City conserves water by draining pools
Even though rain is expected this week, the City is still under a Stage I Water Conservation Alert and continues to encourage City residents to conserve water. Stage 1 is triggered when the water plant has used 80 percent of its water for three consecutive days, which has occurred several times over the last two months as the drought continues.
On Friday, Gov. Mike Easley also asked local officials who have not already implemented water conservation measures in their cities and counties to do so immediately as the drought continues to worsen across North Carolina. Ninety-three of the state’s 100 counties are now experiencing exceptional, extreme or severe drought.

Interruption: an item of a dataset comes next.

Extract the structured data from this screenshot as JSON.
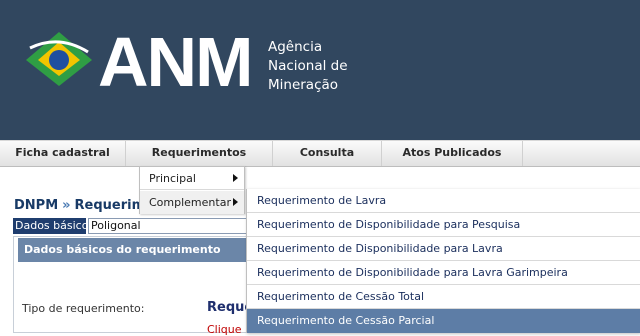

The city is doing its part to conserve as staff began to drain water from three city swimming pools this week and re-use the water for irrigation. The pool water is being routed to nearby sprinklers to water the grass in the parks surrounding the pools. Not only does this help to conserve water, but over 600,000 gallons of water will have been kept from entering the sewer system after all three pools are drained. The draining process will take up to a week for each pool, depending on the weather.
Did you know…
- Outdoor water use and irrigation accounts for about 70 percent of average household use. The remaining 30% is used for drinking, cleaning, cooking, and toilet or faucet leaks that haven’t been repaired. Only about 1 percent of water is actually consumed.
- The average household uses about 300 gallons of water a day – that means the city is saving the amount of water 2,000 households use on an average day by re-using the pool water.